A Docker test fixture system available for use from any JUnit tests,
JenkinsRule in the Jenkins functional test harness.
The use case is for tests which need to connect to some kind of self-contained (Linux) service which cannot be easily hosted on the test machine itself. Typical examples would include Jenkins agents with specific software packages preloaded, or SCM servers which it would be hard to launch portably from any environment.
Another reason to run some things inside Docker is to simply simulate cases where code runs remotely, with different filesystem paths, user accounts, etc.
Note that the typical architecture is that of a single machine with a local Docker daemon. Tests are assumed to be running on the host itself; i.e., this is unlike a multicontainer test system you might orchestrate with Docker Compose.
Probably this library should be deprecated in favor of testcontainers.org.
Defining a fixture
Each fixture is defined in terms of a
DockerContainer subtype with a
This type typically exposes various methods needed to interact with the running fixture.
A fixture also needs to define a
Dockerfile in the resources directory.
If a fixture class is
then by default the definition must be located at
(In the case of inner classes, dollar sign (
$) is replaced with a slash (
The same directory may contain other files
ADDed to or
COPYd into the image, as usual with
Subclassing another fixture
If your fixture extends another one rather than
you can inherit behaviors while adding new ones.
In this case the
FROM directive of your
Dockerfile should specify the image of the parent,
as detailed in the Javadoc for
Running a fixture
Simply add to your (JUnit 4) test:
@ClassRule public static DockerClassRule<MyContainer> docker = new DockerClassRule<>(MyContainer.class);
If and when you wish to start using the fixture from a test case, call the
This will launch the container and give you a handle you can use to call fixture methods.
If the test is run on a system which cannot run the
the test will be treated as skipped automatically.
When the test case finishes, the container is stopped and cleaned up automatically.
When you specify
ports in the annotation, you allow services in the fixture to be accessed from the test.
Always use the
port methods on each container to determine where to make the actual connection.
If you want your docker containers to connect to a custom network you can set the environment variable
DOCKER_FIXTURES_NETWORK to the name of the network you want to use.
mercurial-plugin sources for a complete example of defining and using a fixture, including inheritance:
src/test/java/hudson/plugins/mercurial/MercurialContainer.javadeclares the fixture, along with some helper nethods

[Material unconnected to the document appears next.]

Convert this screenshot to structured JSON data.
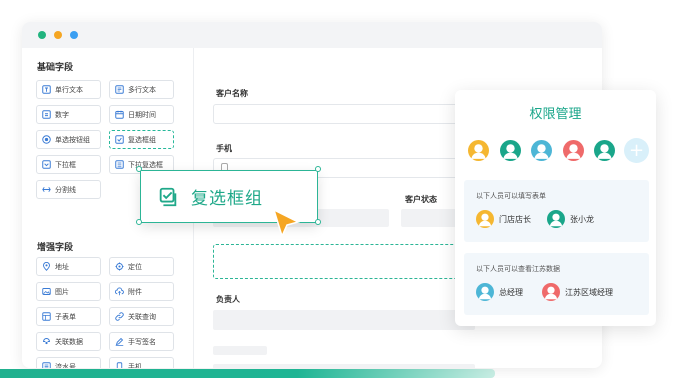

src/test/resources/hudson/plugins/mercurial/MercurialContainer/Dockerfiledefines the fixture’s contents
src/test/java/hudson/plugins/mercurial/MercurialContainerTest.javademonstrates its usage
See GitHub Releases. (For 1.8 and earlier, see the old changelog.